Segment Open
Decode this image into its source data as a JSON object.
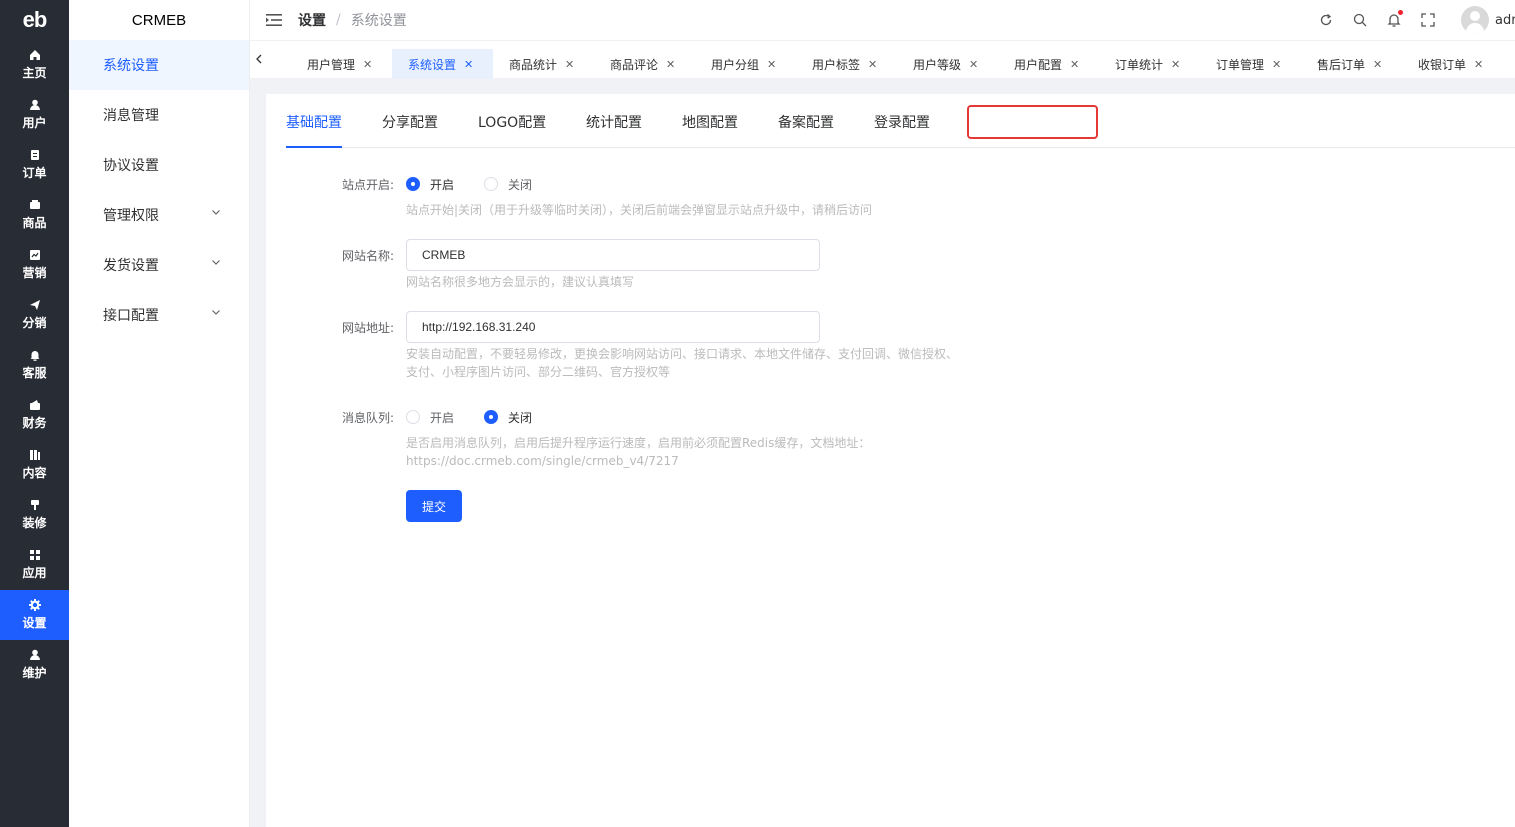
{
  "app": {
    "logo_text": "eb",
    "title": "CRMEB"
  },
  "rail": [
    {
      "label": "主页",
      "icon": "home-icon"
    },
    {
      "label": "用户",
      "icon": "user-icon"
    },
    {
      "label": "订单",
      "icon": "order-icon"
    },
    {
      "label": "商品",
      "icon": "goods-icon"
    },
    {
      "label": "营销",
      "icon": "marketing-icon"
    },
    {
      "label": "分销",
      "icon": "share-icon"
    },
    {
      "label": "客服",
      "icon": "bell-icon"
    },
    {
      "label": "财务",
      "icon": "wallet-icon"
    },
    {
      "label": "内容",
      "icon": "content-icon"
    },
    {
      "label": "装修",
      "icon": "brush-icon"
    },
    {
      "label": "应用",
      "icon": "grid-icon"
    },
    {
      "label": "设置",
      "icon": "gear-icon",
      "active": true
    },
    {
      "label": "维护",
      "icon": "maintain-icon"
    }
  ],
  "submenu": [
    {
      "label": "系统设置",
      "active": true,
      "expandable": false
    },
    {
      "label": "消息管理",
      "expandable": false
    },
    {
      "label": "协议设置",
      "expandable": false
    },
    {
      "label": "管理权限",
      "expandable": true
    },
    {
      "label": "发货设置",
      "expandable": true
    },
    {
      "label": "接口配置",
      "expandable": true
    }
  ],
  "header": {
    "breadcrumb_root": "设置",
    "breadcrumb_sep": "/",
    "breadcrumb_current": "系统设置",
    "username": "admin"
  },
  "tabs": [
    {
      "label": "用户管理"
    },
    {
      "label": "系统设置",
      "active": true
    },
    {
      "label": "商品统计"
    },
    {
      "label": "商品评论"
    },
    {
      "label": "用户分组"
    },
    {
      "label": "用户标签"
    },
    {
      "label": "用户等级"
    },
    {
      "label": "用户配置"
    },
    {
      "label": "订单统计"
    },
    {
      "label": "订单管理"
    },
    {
      "label": "售后订单"
    },
    {
      "label": "收银订单"
    }
  ],
  "config_tabs": [
    {
      "label": "基础配置",
      "active": true
    },
    {
      "label": "分享配置"
    },
    {
      "label": "LOGO配置"
    },
    {
      "label": "统计配置"
    },
    {
      "label": "地图配置"
    },
    {
      "label": "备案配置"
    },
    {
      "label": "登录配置"
    }
  ],
  "form": {
    "site_open": {
      "label": "站点开启:",
      "opt_on": "开启",
      "opt_off": "关闭",
      "selected": "开启",
      "tip": "站点开始|关闭（用于升级等临时关闭），关闭后前端会弹窗显示站点升级中，请稍后访问"
    },
    "site_name": {
      "label": "网站名称:",
      "value": "CRMEB",
      "tip": "网站名称很多地方会显示的，建议认真填写"
    },
    "site_url": {
      "label": "网站地址:",
      "value": "http://192.168.31.240",
      "tip1": "安装自动配置，不要轻易修改，更换会影响网站访问、接口请求、本地文件储存、支付回调、微信授权、",
      "tip2": "支付、小程序图片访问、部分二维码、官方授权等"
    },
    "queue": {
      "label": "消息队列:",
      "opt_on": "开启",
      "opt_off": "关闭",
      "selected": "关闭",
      "tip1": "是否启用消息队列，启用后提升程序运行速度，启用前必须配置Redis缓存，文档地址：",
      "tip2": "https://doc.crmeb.com/single/crmeb_v4/7217"
    },
    "submit_label": "提交"
  },
  "colors": {
    "primary": "#1e5eff",
    "rail_bg": "#282c34",
    "highlight_box": "#e53935"
  }
}
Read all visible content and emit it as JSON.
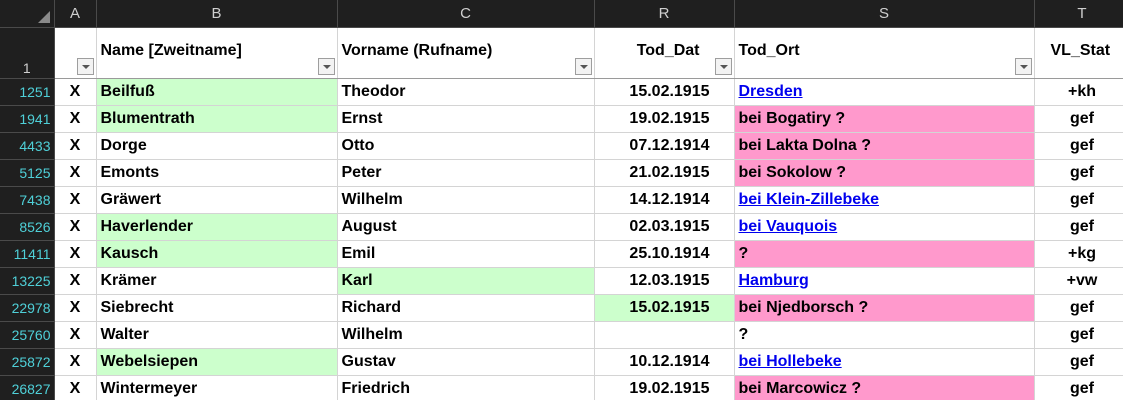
{
  "columns": {
    "select_all": "",
    "letters": [
      "A",
      "B",
      "C",
      "R",
      "S",
      "T"
    ]
  },
  "header_row": {
    "row_number": "1",
    "a": "",
    "b": "Name [Zweitname]",
    "c": "Vorname (Rufname)",
    "r": "Tod_Dat",
    "s": "Tod_Ort",
    "t": "VL_Stat"
  },
  "colors": {
    "green_fill": "#ccffcc",
    "pink_fill": "#ff99cc",
    "link": "#0000ee",
    "row_number_text": "#4fd0d8"
  },
  "rows": [
    {
      "num": "1251",
      "a": "X",
      "name": "Beilfuß",
      "first": "Theodor",
      "date": "15.02.1915",
      "place": "Dresden",
      "stat": "+kh",
      "name_green": true,
      "first_green": false,
      "date_green": false,
      "place_link": true,
      "place_pink": false
    },
    {
      "num": "1941",
      "a": "X",
      "name": "Blumentrath",
      "first": "Ernst",
      "date": "19.02.1915",
      "place": "bei Bogatiry ?",
      "stat": "gef",
      "name_green": true,
      "first_green": false,
      "date_green": false,
      "place_link": false,
      "place_pink": true
    },
    {
      "num": "4433",
      "a": "X",
      "name": "Dorge",
      "first": "Otto",
      "date": "07.12.1914",
      "place": "bei Lakta Dolna ?",
      "stat": "gef",
      "name_green": false,
      "first_green": false,
      "date_green": false,
      "place_link": false,
      "place_pink": true
    },
    {
      "num": "5125",
      "a": "X",
      "name": "Emonts",
      "first": "Peter",
      "date": "21.02.1915",
      "place": "bei Sokolow ?",
      "stat": "gef",
      "name_green": false,
      "first_green": false,
      "date_green": false,
      "place_link": false,
      "place_pink": true
    },
    {
      "num": "7438",
      "a": "X",
      "name": "Gräwert",
      "first": "Wilhelm",
      "date": "14.12.1914",
      "place": "bei Klein-Zillebeke",
      "stat": "gef",
      "name_green": false,
      "first_green": false,
      "date_green": false,
      "place_link": true,
      "place_pink": false
    },
    {
      "num": "8526",
      "a": "X",
      "name": "Haverlender",
      "first": "August",
      "date": "02.03.1915",
      "place": "bei Vauquois",
      "stat": "gef",
      "name_green": true,
      "first_green": false,
      "date_green": false,
      "place_link": true,
      "place_pink": false
    },
    {
      "num": "11411",
      "a": "X",
      "name": "Kausch",
      "first": "Emil",
      "date": "25.10.1914",
      "place": "?",
      "stat": "+kg",
      "name_green": true,
      "first_green": false,
      "date_green": false,
      "place_link": false,
      "place_pink": true
    },
    {
      "num": "13225",
      "a": "X",
      "name": "Krämer",
      "first": "Karl",
      "date": "12.03.1915",
      "place": "Hamburg",
      "stat": "+vw",
      "name_green": false,
      "first_green": true,
      "date_green": false,
      "place_link": true,
      "place_pink": false
    },
    {
      "num": "22978",
      "a": "X",
      "name": "Siebrecht",
      "first": "Richard",
      "date": "15.02.1915",
      "place": "bei Njedborsch ?",
      "stat": "gef",
      "name_green": false,
      "first_green": false,
      "date_green": true,
      "place_link": false,
      "place_pink": true
    },
    {
      "num": "25760",
      "a": "X",
      "name": "Walter",
      "first": "Wilhelm",
      "date": "",
      "place": "?",
      "stat": "gef",
      "name_green": false,
      "first_green": false,
      "date_green": false,
      "place_link": false,
      "place_pink": false
    },
    {
      "num": "25872",
      "a": "X",
      "name": "Webelsiepen",
      "first": "Gustav",
      "date": "10.12.1914",
      "place": "bei Hollebeke",
      "stat": "gef",
      "name_green": true,
      "first_green": false,
      "date_green": false,
      "place_link": true,
      "place_pink": false
    },
    {
      "num": "26827",
      "a": "X",
      "name": "Wintermeyer",
      "first": "Friedrich",
      "date": "19.02.1915",
      "place": "bei Marcowicz ?",
      "stat": "gef",
      "name_green": false,
      "first_green": false,
      "date_green": false,
      "place_link": false,
      "place_pink": true
    }
  ]
}
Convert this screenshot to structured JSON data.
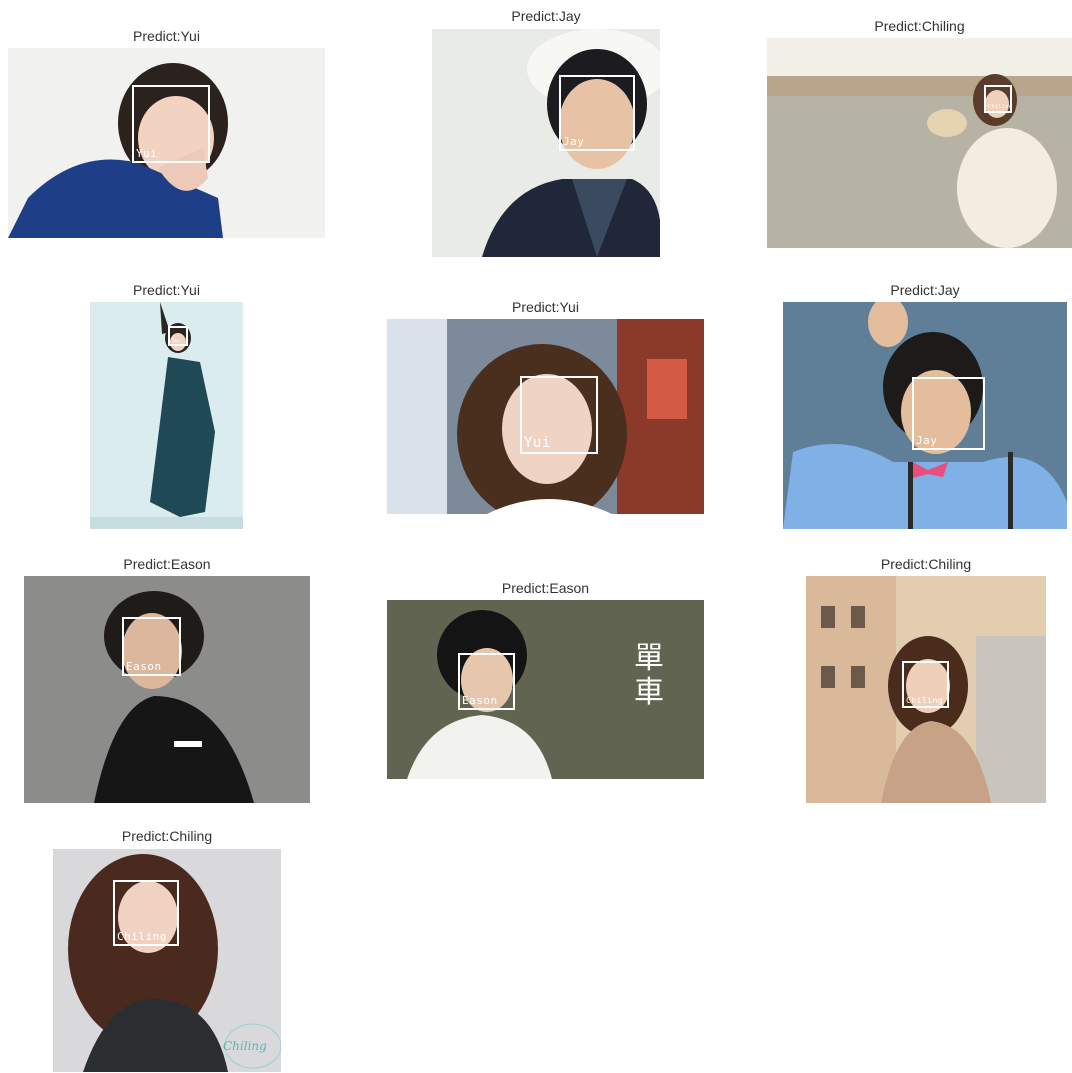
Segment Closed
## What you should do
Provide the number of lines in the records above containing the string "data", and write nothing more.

## Expected answer
2